is a far from trivial.
A common approach in industry is to think of the problems in the same
way we approach Kirchhoff migration,
namely to loop over data space and spread into our regular
model space. The spreading operation can be governed by something
like AMO Biondi et al. (1998), which maps data from one offset vector to
another.
If we think of the AMO operator as mapping from the regular model space to the irregular data space , our estimation procedure becomes,
| |
(1) |

The wavenumber domain AMO operator works on a regular
sampled cube, so the problem is more complicated.
We first must map the data to a regular sampled space
by applying the interpolation operator .The regular sampled cube is now a full five
dimensional volume ().
We can produce the model at a given (hx,hy)
by summing nearby cubes (t, cmpx, cmpy) that have
transformed to our desired (hx,hy) through AMO.
To write this in a mathematical form we need
to make some definitions.
We will define *ihx* and *ihy* as the offset
indicies of the expanded space .These indicies correspond to the half-offset
hx and hy. The output space, , is defined
as a coralary *ihx*' and *ihy*` which also correspond
to hx and hy. The notation correspond
to the 3-D subcube (t,cmpx,cmpy) at the given *ihx*' and
*ihy*'.
Finally
refers to
transforming the cube through AMO from the offset vector to , *nx* and *ny* is the region in
sampling of that we wish to sum over; and
and is the sampling of
the cube in and respectively.
We obtain

| |
(2) |

In we to write our regularization problem in the form of
equation (2), is a
spraying operation
where the columns of the matrix are defined
by equation (1).
We then obtain or model by applying
| |
(3) |

The formulation suffers from all of the usual problems associated with
applying an adjoint operation. We are spraying into a regular mesh, but
the data is not regular. Areas with higher
concentration of data traces will tend to map to artificially higher amplitudes in the model
space.
In the Kirchoff formulation
we can do some division by hit count to help minimize this effect.
Because we are operating in the wave number domain
we can't normalize by something as simple as hit count.
We can accomplish something similar by
following the approach of Claerbout and Nichols (1994) and Rickett (2001).
We approximate the Hessian of the least squares solution,
| |
(4) |

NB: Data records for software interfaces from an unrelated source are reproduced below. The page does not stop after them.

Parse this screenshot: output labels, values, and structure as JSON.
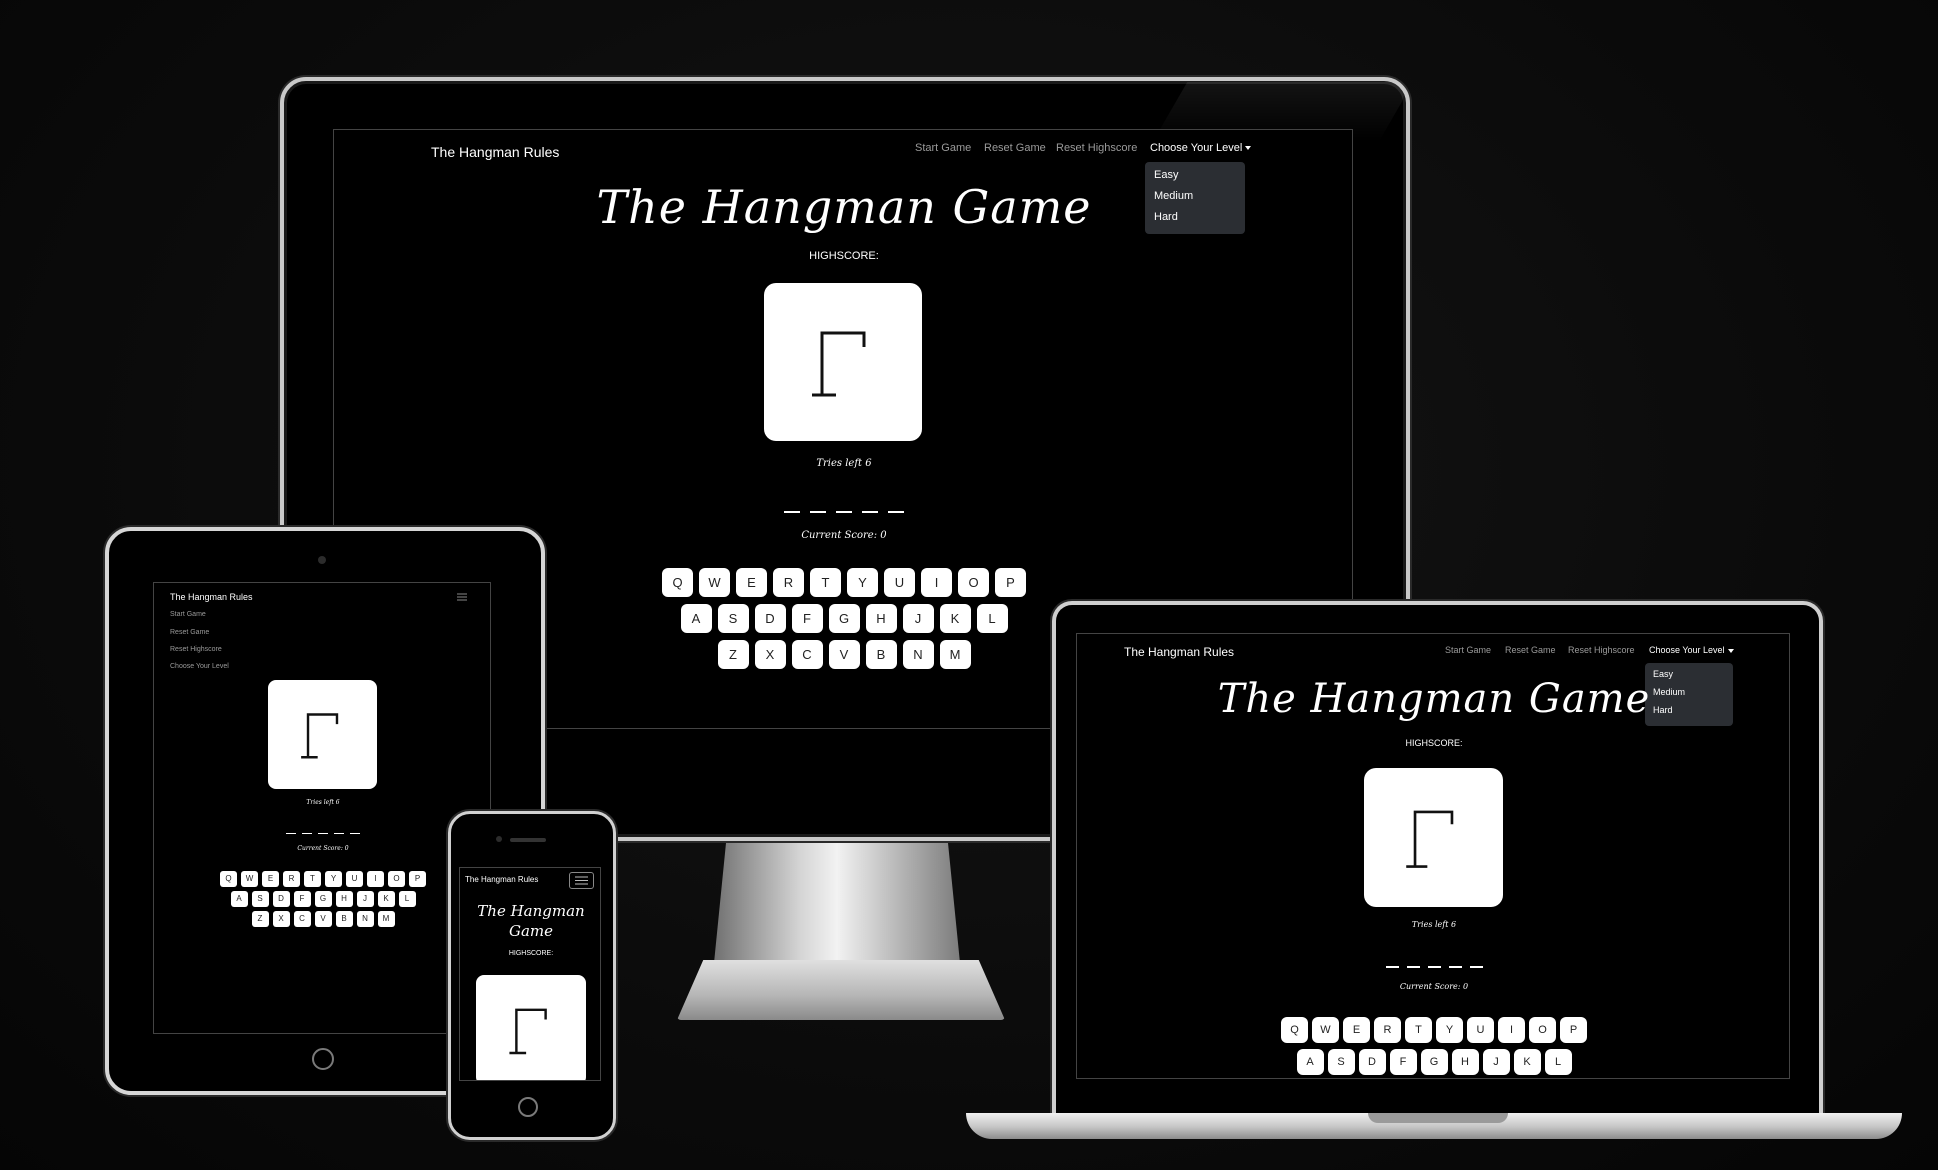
{
  "site": {
    "brand": "The Hangman Rules",
    "nav": {
      "start": "Start Game",
      "reset": "Reset Game",
      "reset_highscore": "Reset Highscore",
      "level": "Choose Your Level"
    },
    "levels": [
      "Easy",
      "Medium",
      "Hard"
    ]
  },
  "game": {
    "title": "The Hangman Game",
    "title_phone_line1": "The Hangman",
    "title_phone_line2": "Game",
    "highscore_label": "HIGHSCORE:",
    "tries_left": "Tries left 6",
    "current_score": "Current Score: 0"
  },
  "keyboard": {
    "row1": [
      "Q",
      "W",
      "E",
      "R",
      "T",
      "Y",
      "U",
      "I",
      "O",
      "P"
    ],
    "row2": [
      "A",
      "S",
      "D",
      "F",
      "G",
      "H",
      "J",
      "K",
      "L"
    ],
    "row3": [
      "Z",
      "X",
      "C",
      "V",
      "B",
      "N",
      "M"
    ]
  },
  "icons": {
    "menu": "hamburger-icon",
    "gallows": "gallows-icon",
    "caret": "caret-down-icon"
  }
}
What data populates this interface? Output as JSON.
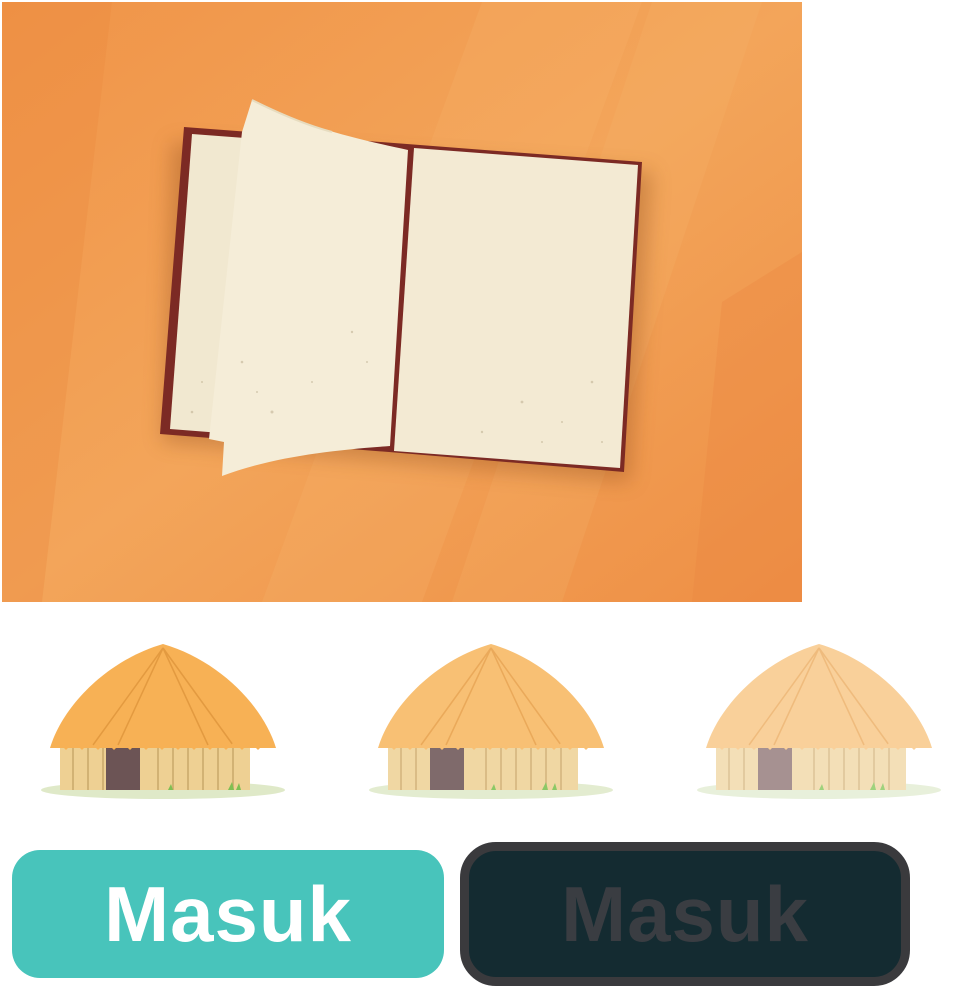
{
  "scene": {
    "name": "open-book-illustration",
    "background_color": "#f1994f",
    "page_color": "#f3ead3",
    "cover_color": "#7c2a24"
  },
  "huts": [
    {
      "name": "hut-1",
      "roof_color": "#f7b155",
      "wall_color": "#eed093",
      "door_color": "#6c5455"
    },
    {
      "name": "hut-2",
      "roof_color": "#f8c074",
      "wall_color": "#f0d7a3",
      "door_color": "#7f6a6b"
    },
    {
      "name": "hut-3",
      "roof_color": "#f9d09a",
      "wall_color": "#f3dfb7",
      "door_color": "#a69191"
    }
  ],
  "buttons": {
    "enter_active_label": "Masuk",
    "enter_disabled_label": "Masuk"
  },
  "colors": {
    "button_active": "#48c4bb",
    "button_disabled_bg": "#142b31",
    "button_disabled_border": "#3a3a3d"
  }
}
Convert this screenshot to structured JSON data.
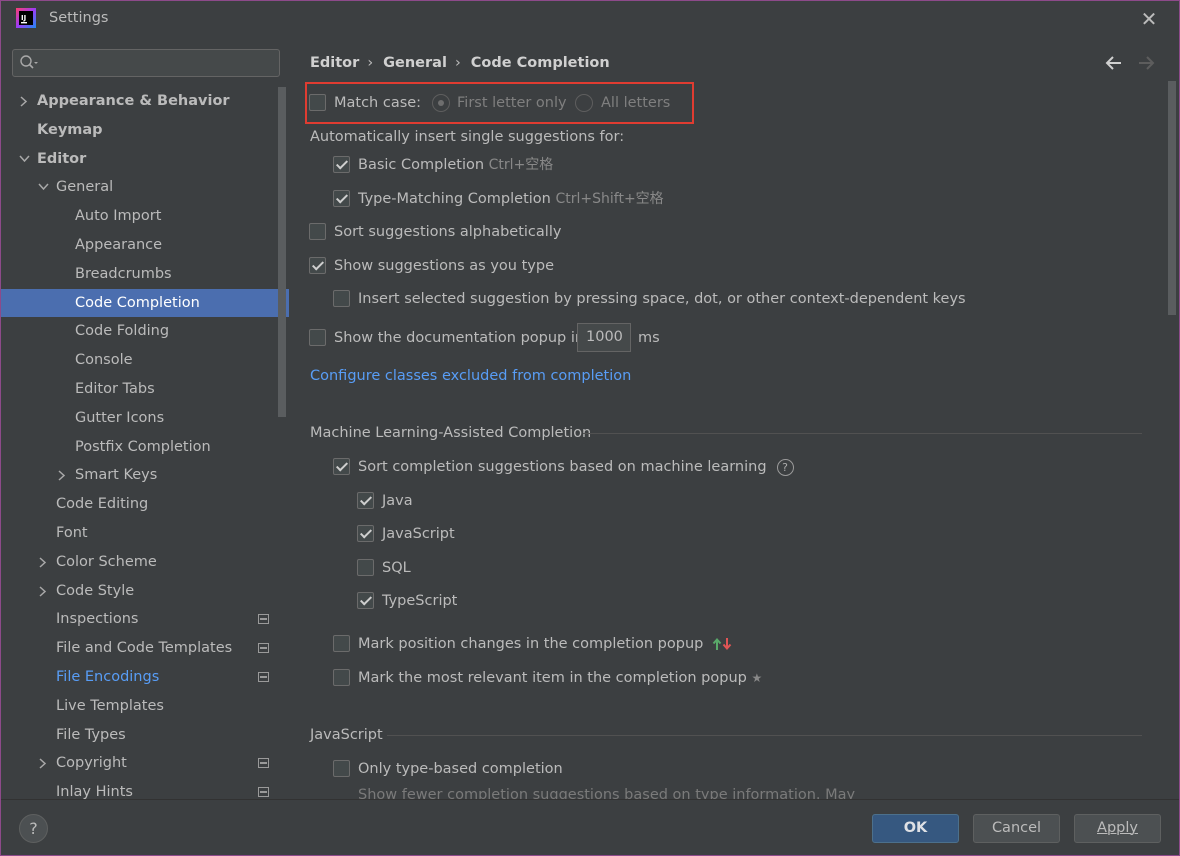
{
  "window": {
    "title": "Settings"
  },
  "search": {
    "placeholder": ""
  },
  "tree": [
    {
      "label": "Appearance & Behavior",
      "bold": true,
      "chevron": "right",
      "indent": 0
    },
    {
      "label": "Keymap",
      "bold": true,
      "chevron": "",
      "indent": 0
    },
    {
      "label": "Editor",
      "bold": true,
      "chevron": "down",
      "indent": 0
    },
    {
      "label": "General",
      "bold": false,
      "chevron": "down",
      "indent": 1
    },
    {
      "label": "Auto Import",
      "indent": 2
    },
    {
      "label": "Appearance",
      "indent": 2
    },
    {
      "label": "Breadcrumbs",
      "indent": 2
    },
    {
      "label": "Code Completion",
      "indent": 2,
      "selected": true
    },
    {
      "label": "Code Folding",
      "indent": 2
    },
    {
      "label": "Console",
      "indent": 2
    },
    {
      "label": "Editor Tabs",
      "indent": 2
    },
    {
      "label": "Gutter Icons",
      "indent": 2
    },
    {
      "label": "Postfix Completion",
      "indent": 2
    },
    {
      "label": "Smart Keys",
      "indent": 2,
      "chevron": "right"
    },
    {
      "label": "Code Editing",
      "indent": 1
    },
    {
      "label": "Font",
      "indent": 1
    },
    {
      "label": "Color Scheme",
      "indent": 1,
      "chevron": "right"
    },
    {
      "label": "Code Style",
      "indent": 1,
      "chevron": "right"
    },
    {
      "label": "Inspections",
      "indent": 1,
      "project_icon": true
    },
    {
      "label": "File and Code Templates",
      "indent": 1,
      "project_icon": true
    },
    {
      "label": "File Encodings",
      "indent": 1,
      "project_icon": true,
      "blue": true
    },
    {
      "label": "Live Templates",
      "indent": 1
    },
    {
      "label": "File Types",
      "indent": 1
    },
    {
      "label": "Copyright",
      "indent": 1,
      "chevron": "right",
      "project_icon": true
    },
    {
      "label": "Inlay Hints",
      "indent": 1,
      "project_icon": true
    }
  ],
  "breadcrumb": {
    "items": [
      "Editor",
      "General",
      "Code Completion"
    ],
    "separator": "›"
  },
  "content": {
    "match_case": {
      "label": "Match case:",
      "checked": false
    },
    "radio_first": {
      "label": "First letter only",
      "selected": true
    },
    "radio_all": {
      "label": "All letters",
      "selected": false
    },
    "auto_insert_label": "Automatically insert single suggestions for:",
    "basic_completion": {
      "label": "Basic Completion",
      "shortcut": "Ctrl+空格",
      "checked": true
    },
    "type_matching": {
      "label": "Type-Matching Completion",
      "shortcut": "Ctrl+Shift+空格",
      "checked": true
    },
    "sort_alpha": {
      "label": "Sort suggestions alphabetically",
      "checked": false
    },
    "show_as_type": {
      "label": "Show suggestions as you type",
      "checked": true
    },
    "insert_selected": {
      "label": "Insert selected suggestion by pressing space, dot, or other context-dependent keys",
      "checked": false
    },
    "doc_popup": {
      "label": "Show the documentation popup in",
      "value": "1000",
      "unit": "ms",
      "checked": false
    },
    "configure_link": "Configure classes excluded from completion",
    "ml_section": "Machine Learning-Assisted Completion",
    "ml_sort": {
      "label": "Sort completion suggestions based on machine learning",
      "checked": true,
      "help": "?"
    },
    "lang_java": {
      "label": "Java",
      "checked": true
    },
    "lang_js": {
      "label": "JavaScript",
      "checked": true
    },
    "lang_sql": {
      "label": "SQL",
      "checked": false
    },
    "lang_ts": {
      "label": "TypeScript",
      "checked": true
    },
    "mark_position": {
      "label": "Mark position changes in the completion popup",
      "checked": false
    },
    "mark_relevant": {
      "label": "Mark the most relevant item in the completion popup",
      "checked": false,
      "star": "★"
    },
    "js_section": "JavaScript",
    "only_type_based": {
      "label": "Only type-based completion",
      "checked": false
    },
    "only_type_based_desc": "Show fewer completion suggestions based on type information. May"
  },
  "buttons": {
    "ok": "OK",
    "cancel": "Cancel",
    "apply": "Apply",
    "help": "?"
  },
  "colors": {
    "background": "#3c3f41",
    "selection": "#4b6eaf",
    "link": "#589df6",
    "primary_button": "#365880",
    "highlight_box": "#e03c31"
  }
}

by the diagonal operator .We form by
| |
(5) |

where is a vector of 1s, is a stabilization term,
and map the vector to the diagonal of the matrix.
We scale our adjoint solution by obtaining
| |
(6) |